* **INSTRUCTIONS TO FOLLOW**: The response should consist of the listing, repeated word for word.
(PROVIDED DATA Opens)
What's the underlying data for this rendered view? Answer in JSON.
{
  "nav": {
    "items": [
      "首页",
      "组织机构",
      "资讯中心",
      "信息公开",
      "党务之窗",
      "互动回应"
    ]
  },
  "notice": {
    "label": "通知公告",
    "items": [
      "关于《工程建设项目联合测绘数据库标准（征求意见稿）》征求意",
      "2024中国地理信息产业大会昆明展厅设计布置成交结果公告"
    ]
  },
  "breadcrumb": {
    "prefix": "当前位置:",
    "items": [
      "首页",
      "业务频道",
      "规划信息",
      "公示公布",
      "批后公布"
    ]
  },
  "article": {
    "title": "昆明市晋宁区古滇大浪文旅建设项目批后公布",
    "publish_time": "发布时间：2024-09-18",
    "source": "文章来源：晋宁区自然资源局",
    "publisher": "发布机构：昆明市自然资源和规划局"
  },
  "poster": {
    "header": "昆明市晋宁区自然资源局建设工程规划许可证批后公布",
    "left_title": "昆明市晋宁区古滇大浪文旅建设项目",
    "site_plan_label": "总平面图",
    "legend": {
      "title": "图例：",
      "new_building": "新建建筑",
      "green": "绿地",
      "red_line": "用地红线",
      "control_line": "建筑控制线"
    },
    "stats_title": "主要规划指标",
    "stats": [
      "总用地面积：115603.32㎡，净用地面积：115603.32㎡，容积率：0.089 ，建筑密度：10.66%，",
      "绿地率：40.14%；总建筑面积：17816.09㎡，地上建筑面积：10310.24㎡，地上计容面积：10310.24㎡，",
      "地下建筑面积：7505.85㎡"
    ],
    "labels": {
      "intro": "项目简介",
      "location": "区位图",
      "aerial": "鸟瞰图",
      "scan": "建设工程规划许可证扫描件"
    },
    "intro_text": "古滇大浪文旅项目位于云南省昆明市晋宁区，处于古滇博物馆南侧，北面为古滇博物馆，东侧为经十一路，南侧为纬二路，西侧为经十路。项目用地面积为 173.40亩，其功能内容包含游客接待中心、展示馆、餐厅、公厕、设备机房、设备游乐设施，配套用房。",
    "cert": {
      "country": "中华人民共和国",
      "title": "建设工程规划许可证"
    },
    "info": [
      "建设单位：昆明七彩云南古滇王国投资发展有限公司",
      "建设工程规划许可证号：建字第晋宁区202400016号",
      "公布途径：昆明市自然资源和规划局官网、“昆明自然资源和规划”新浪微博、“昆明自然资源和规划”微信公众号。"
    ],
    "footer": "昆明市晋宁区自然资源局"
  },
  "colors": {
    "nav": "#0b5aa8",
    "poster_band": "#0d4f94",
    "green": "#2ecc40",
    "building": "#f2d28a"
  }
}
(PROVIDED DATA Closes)
* **EXPECTED ANSWER**:
What's the underlying data for this rendered view? Answer in JSON.
{
  "nav": {
    "items": [
      "首页",
      "组织机构",
      "资讯中心",
      "信息公开",
      "党务之窗",
      "互动回应"
    ]
  },
  "notice": {
    "label": "通知公告",
    "items": [
      "关于《工程建设项目联合测绘数据库标准（征求意见稿）》征求意",
      "2024中国地理信息产业大会昆明展厅设计布置成交结果公告"
    ]
  },
  "breadcrumb": {
    "prefix": "当前位置:",
    "items": [
      "首页",
      "业务频道",
      "规划信息",
      "公示公布",
      "批后公布"
    ]
  },
  "article": {
    "title": "昆明市晋宁区古滇大浪文旅建设项目批后公布",
    "publish_time": "发布时间：2024-09-18",
    "source": "文章来源：晋宁区自然资源局",
    "publisher": "发布机构：昆明市自然资源和规划局"
  },
  "poster": {
    "header": "昆明市晋宁区自然资源局建设工程规划许可证批后公布",
    "left_title": "昆明市晋宁区古滇大浪文旅建设项目",
    "site_plan_label": "总平面图",
    "legend": {
      "title": "图例：",
      "new_building": "新建建筑",
      "green": "绿地",
      "red_line": "用地红线",
      "control_line": "建筑控制线"
    },
    "stats_title": "主要规划指标",
    "stats": [
      "总用地面积：115603.32㎡，净用地面积：115603.32㎡，容积率：0.089 ，建筑密度：10.66%，",
      "绿地率：40.14%；总建筑面积：17816.09㎡，地上建筑面积：10310.24㎡，地上计容面积：10310.24㎡，",
      "地下建筑面积：7505.85㎡"
    ],
    "labels": {
      "intro": "项目简介",
      "location": "区位图",
      "aerial": "鸟瞰图",
      "scan": "建设工程规划许可证扫描件"
    },
    "intro_text": "古滇大浪文旅项目位于云南省昆明市晋宁区，处于古滇博物馆南侧，北面为古滇博物馆，东侧为经十一路，南侧为纬二路，西侧为经十路。项目用地面积为 173.40亩，其功能内容包含游客接待中心、展示馆、餐厅、公厕、设备机房、设备游乐设施，配套用房。",
    "cert": {
      "country": "中华人民共和国",
      "title": "建设工程规划许可证"
    },
    "info": [
      "建设单位：昆明七彩云南古滇王国投资发展有限公司",
      "建设工程规划许可证号：建字第晋宁区202400016号",
      "公布途径：昆明市自然资源和规划局官网、“昆明自然资源和规划”新浪微博、“昆明自然资源和规划”微信公众号。"
    ],
    "footer": "昆明市晋宁区自然资源局"
  },
  "colors": {
    "nav": "#0b5aa8",
    "poster_band": "#0d4f94",
    "green": "#2ecc40",
    "building": "#f2d28a"
  }
}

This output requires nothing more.